Academic journal article School Community Journal

Parenting for Competence and Parenting with Competence: Essential Connections between Parenting and Social and Emotional Learning

Academic journal article School Community Journal

Parenting for Competence and Parenting with Competence: Essential Connections between Parenting and Social and Emotional Learning

Article excerpt

Introduction

By midmorning, co-author Jennifer is deeply focused on writing, coaching, and educating parents on cultivating social and emotional skills in family life, but by late afternoon she is supplying healthy snacks, encouraging outdoor play, and supporting homework completion for her son. Meanwhile, in midmorning co-author Shannon is either teaching a child development class, advising a graduate student, or collecting data on social and emotional development in a preschool classroom, but by evening, she negotiates sibling rivalry, reads bedtime stories to her two children, and checks in about how the day went. Co-author Roger focuses on research, practice, and policy advancing school-family partnerships to enhance children's social, emotional, and academic learning-and he communicates regularly by Skype, text, and phone with his 30-year-old daughter and 26-year-old son about their work, relationships, and life challenges. While engaging in our professional contributions studying children's social and emotional development and how we can best support their success in school and life, we began to wonder: Why it is so challenging to translate this into practice with our own children each day? Specifically, we wondered how parents could use the extensive school-based social and emotional learning (SEL) research to help them in two ways: (1) develop their children's social and emotional competence, and (2) apply their own social and emotional competence in their everyday parenting practices.

According to a recent survey conducted by NBC News and Pearson Education, the majority of parents in the U.S. said the most critical skills for their children to learn are social and communication skills. These were considered even more important than teaching children to attain good grades or understand technology (Princeton Survey Research Associates, 2015). A different survey by Learning Heroes found that parents worried more about their children's emotional well-being and exposure to peer pressure day-to-day than they did about academic pressures or performance (Hart Research Associates, 2017). Indeed, research confirms that children who are more competent in social and emotional skills also enjoy greater happiness, confidence, and capacity to sustain and grow relationships (Albright & Weissberg, 2010; Jennings & Greenberg, 2009).

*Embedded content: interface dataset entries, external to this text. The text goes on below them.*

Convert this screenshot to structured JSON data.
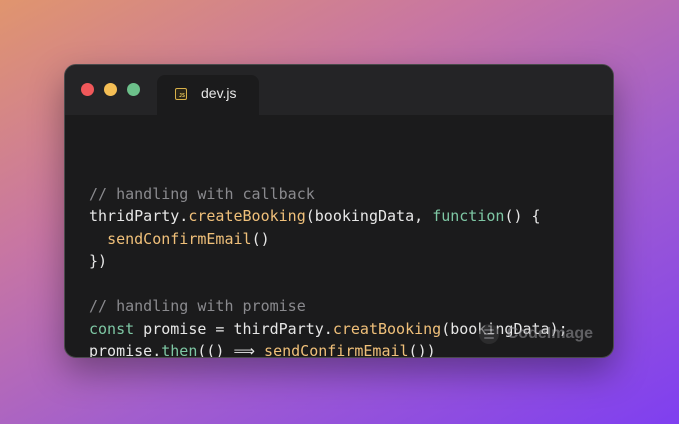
{
  "window": {
    "controls": [
      "close",
      "minimize",
      "maximize"
    ]
  },
  "tab": {
    "icon_text": "JS",
    "label": "dev.js"
  },
  "code": {
    "lines": [
      [],
      [
        {
          "text": "// handling with callback",
          "class": "comment"
        }
      ],
      [
        {
          "text": "thridParty.",
          "class": "plain"
        },
        {
          "text": "createBooking",
          "class": "fn"
        },
        {
          "text": "(bookingData, ",
          "class": "plain"
        },
        {
          "text": "function",
          "class": "kw"
        },
        {
          "text": "() {",
          "class": "plain"
        }
      ],
      [
        {
          "text": "  ",
          "class": "plain"
        },
        {
          "text": "sendConfirmEmail",
          "class": "fn"
        },
        {
          "text": "()",
          "class": "plain"
        }
      ],
      [
        {
          "text": "})",
          "class": "plain"
        }
      ],
      [],
      [
        {
          "text": "// handling with promise",
          "class": "comment"
        }
      ],
      [
        {
          "text": "const",
          "class": "kw"
        },
        {
          "text": " promise = thirdParty.",
          "class": "plain"
        },
        {
          "text": "creatBooking",
          "class": "fn"
        },
        {
          "text": "(bookingData);",
          "class": "plain"
        }
      ],
      [
        {
          "text": "promise.",
          "class": "plain"
        },
        {
          "text": "then",
          "class": "kw"
        },
        {
          "text": "(() ⟹ ",
          "class": "plain"
        },
        {
          "text": "sendConfirmEmail",
          "class": "fn"
        },
        {
          "text": "())",
          "class": "plain"
        }
      ]
    ]
  },
  "watermark": {
    "text": "CodeImage",
    "icon": "codeimage-logo-icon"
  },
  "colors": {
    "comment": "#8a8a8e",
    "function": "#f0c07a",
    "keyword": "#7ec7a4",
    "plain": "#e7e7e7",
    "window_bg": "#1b1b1c"
  }
}
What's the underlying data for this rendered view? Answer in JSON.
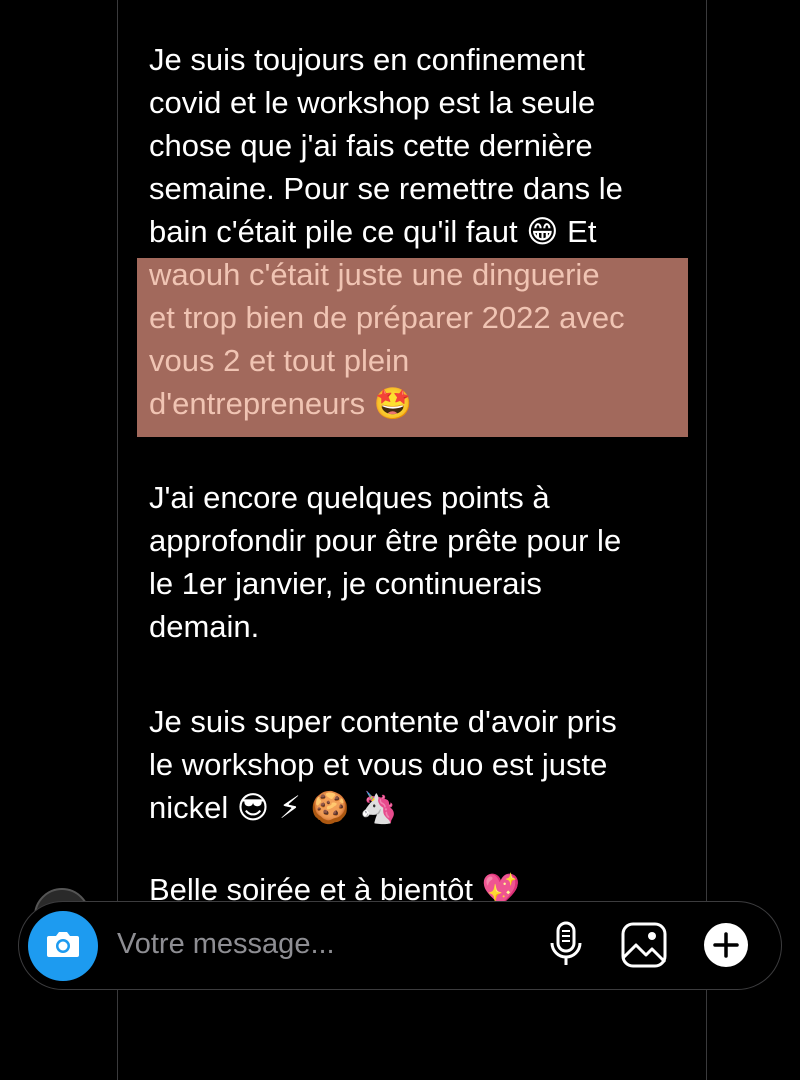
{
  "message": {
    "para1_line1": "Je suis toujours en confinement",
    "para1_line2": "covid et le workshop est la seule",
    "para1_line3": "chose que j'ai fais cette dernière",
    "para1_line4": "semaine. Pour se remettre dans le",
    "para1_line5a": "bain c'était pile ce qu'il faut",
    "para1_emoji1": "😁",
    "para1_line5b": "Et",
    "hl_line1": "waouh c'était juste une dinguerie",
    "hl_line2": "et trop bien de préparer 2022 avec",
    "hl_line3": "vous 2 et tout plein",
    "hl_line4": "d'entrepreneurs",
    "hl_emoji": "🤩",
    "para2_line1": "J'ai encore quelques points à",
    "para2_line2": "approfondir pour être prête pour le",
    "para2_line3": "le 1er janvier, je continuerais",
    "para2_line4": "demain.",
    "para3_line1": "Je suis super contente d'avoir pris",
    "para3_line2": "le workshop et vous duo est juste",
    "para3_line3": "nickel",
    "para3_emojis": "😎 ⚡ 🍪 🦄",
    "para4_line1": "Belle soirée et à bientôt",
    "para4_emoji": "💖"
  },
  "composer": {
    "placeholder": "Votre message...",
    "icons": [
      "camera-icon",
      "microphone-icon",
      "gallery-icon",
      "plus-icon"
    ],
    "accent_color": "#1d9bf0"
  },
  "colors": {
    "background": "#000000",
    "highlight": "#a2695c",
    "highlight_text": "#f0c4b3"
  }
}
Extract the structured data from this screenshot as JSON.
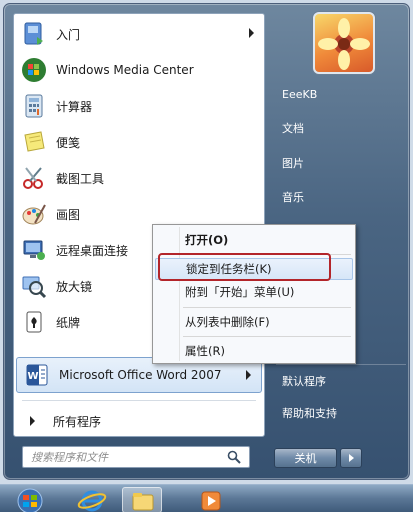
{
  "left_pane": {
    "items": [
      {
        "label": "入门",
        "icon": "getting-started-icon",
        "has_arrow": true
      },
      {
        "label": "Windows Media Center",
        "icon": "windows-media-center-icon",
        "has_arrow": false
      },
      {
        "label": "计算器",
        "icon": "calculator-icon",
        "has_arrow": false
      },
      {
        "label": "便笺",
        "icon": "sticky-notes-icon",
        "has_arrow": false
      },
      {
        "label": "截图工具",
        "icon": "snipping-tool-icon",
        "has_arrow": false
      },
      {
        "label": "画图",
        "icon": "paint-icon",
        "has_arrow": false
      },
      {
        "label": "远程桌面连接",
        "icon": "remote-desktop-icon",
        "has_arrow": false
      },
      {
        "label": "放大镜",
        "icon": "magnifier-icon",
        "has_arrow": false
      },
      {
        "label": "纸牌",
        "icon": "solitaire-icon",
        "has_arrow": false
      },
      {
        "label": "Microsoft Office Word 2007",
        "icon": "word-icon",
        "has_arrow": true
      }
    ],
    "all_programs": "所有程序",
    "search_placeholder": "搜索程序和文件"
  },
  "right_pane": {
    "items": [
      "EeeKB",
      "文档",
      "图片",
      "音乐",
      "默认程序",
      "帮助和支持"
    ],
    "shutdown_label": "关机"
  },
  "context_menu": {
    "items": [
      {
        "label": "打开(O)",
        "bold": true
      },
      {
        "label": "锁定到任务栏(K)",
        "highlighted": true
      },
      {
        "label": "附到「开始」菜单(U)"
      },
      {
        "label": "从列表中删除(F)"
      },
      {
        "label": "属性(R)"
      }
    ]
  },
  "colors": {
    "highlight_border": "#b3252a",
    "menu_background": "#4a6582",
    "left_pane_background": "#ffffff"
  }
}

Parents in the NBC News study were also asked about their skill requirements for effectiveness in parenting. In addition to prioritizing SEL for their children, they also thought SEL was important for themselves. The majority ranked patience and understanding as the skills they most needed to be successful in their own parenting practices. Although there is a growing recognition that social and emotional skills such as these are fundamental to parents' everyday lives, there are far too few research-based resources and educational opportunities to guide them. In the present study, we aimed to extend these survey findings by examining parents' interest in SEL (for their children and for themselves) in greater depth and to consider how that interest aligns with a prominent SEL framework that has not yet been fully applied to parenting.

Social and emotional learning (SEL) involves acquiring and effectively applying the attitudes, knowledge, and skills to become aware of, articulate, and manage emotions, set and achieve positive goals, take others' perspectives while showing empathy and compassion, grow healthy relationships, and make responsible decisions (CASEL, 2015). In this article, we aim to define the scope and issues involved with parenting that may be addressed with SEL and to raise questions for advancing SEL research and practice in regards to everyday parenting. Throughout the article, we refer to "parents" and "parenting," but we consider other adults raising children (i.e., grandparents, extended family members, guardians) as "parents" as well. The framework of the Parent Development Theory offers a contemporary definition of parenting as one who combines elements of bonding or love and affection, discipline, education, general welfare and protection, responsivity, as well as sensitivity with the relative emphasis of each varying somewhat as children grow and develop from infancy through adulthood (Mowder, Rubinson, & Yasik, 2009). …

Search by... Author
Show... All Results Primary Sources Peer-reviewed

Oops!

An unknown error has occurred. Please click the button below to reload the page. If the problem persists, please try again in a little while.